Dataset items:
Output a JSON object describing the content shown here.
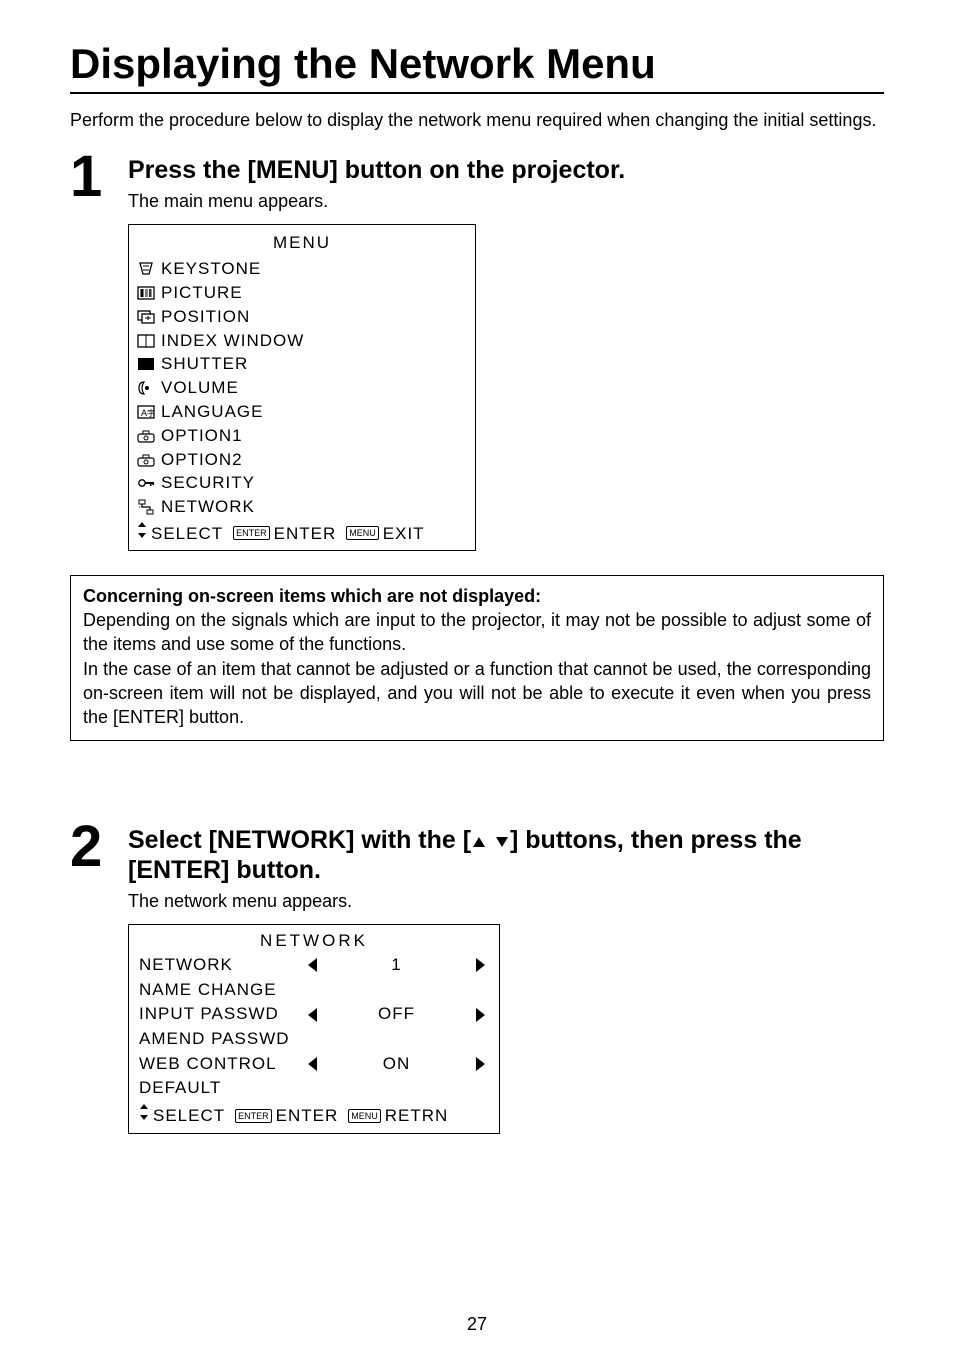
{
  "title": "Displaying the Network Menu",
  "intro": "Perform the procedure below to display the network menu required when changing the initial settings.",
  "step1": {
    "num": "1",
    "heading": "Press the [MENU] button on the projector.",
    "sub": "The main menu appears.",
    "osd": {
      "title": "MENU",
      "items": [
        "KEYSTONE",
        "PICTURE",
        "POSITION",
        "INDEX WINDOW",
        "SHUTTER",
        "VOLUME",
        "LANGUAGE",
        "OPTION1",
        "OPTION2",
        "SECURITY",
        "NETWORK"
      ],
      "footer_select": "SELECT",
      "footer_enter_btn": "ENTER",
      "footer_enter": "ENTER",
      "footer_menu_btn": "MENU",
      "footer_exit": "EXIT"
    }
  },
  "note": {
    "title": "Concerning on-screen items which are not displayed:",
    "l1": "Depending on the signals which are input to the projector, it may not be possible to adjust some of the items and use some of the functions.",
    "l2": "In the case of an item that cannot be adjusted or a function that cannot be used, the corresponding on-screen item will not be displayed, and you will not be able to execute it even when you press the [ENTER] button."
  },
  "step2": {
    "num": "2",
    "heading_pre": "Select [NETWORK] with the [",
    "heading_post": "] buttons, then press the [ENTER] button.",
    "sub": "The network menu appears.",
    "osd": {
      "title": "NETWORK",
      "rows": [
        {
          "label": "NETWORK",
          "value": "1",
          "arrows": true
        },
        {
          "label": "NAME CHANGE",
          "value": "",
          "arrows": false
        },
        {
          "label": "INPUT PASSWD",
          "value": "OFF",
          "arrows": true
        },
        {
          "label": "AMEND PASSWD",
          "value": "",
          "arrows": false
        },
        {
          "label": "WEB CONTROL",
          "value": "ON",
          "arrows": true
        },
        {
          "label": "DEFAULT",
          "value": "",
          "arrows": false
        }
      ],
      "footer_select": "SELECT",
      "footer_enter_btn": "ENTER",
      "footer_enter": "ENTER",
      "footer_menu_btn": "MENU",
      "footer_retrn": "RETRN"
    }
  },
  "page_number": "27"
}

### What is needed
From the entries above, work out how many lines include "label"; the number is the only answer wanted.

### Answer box
6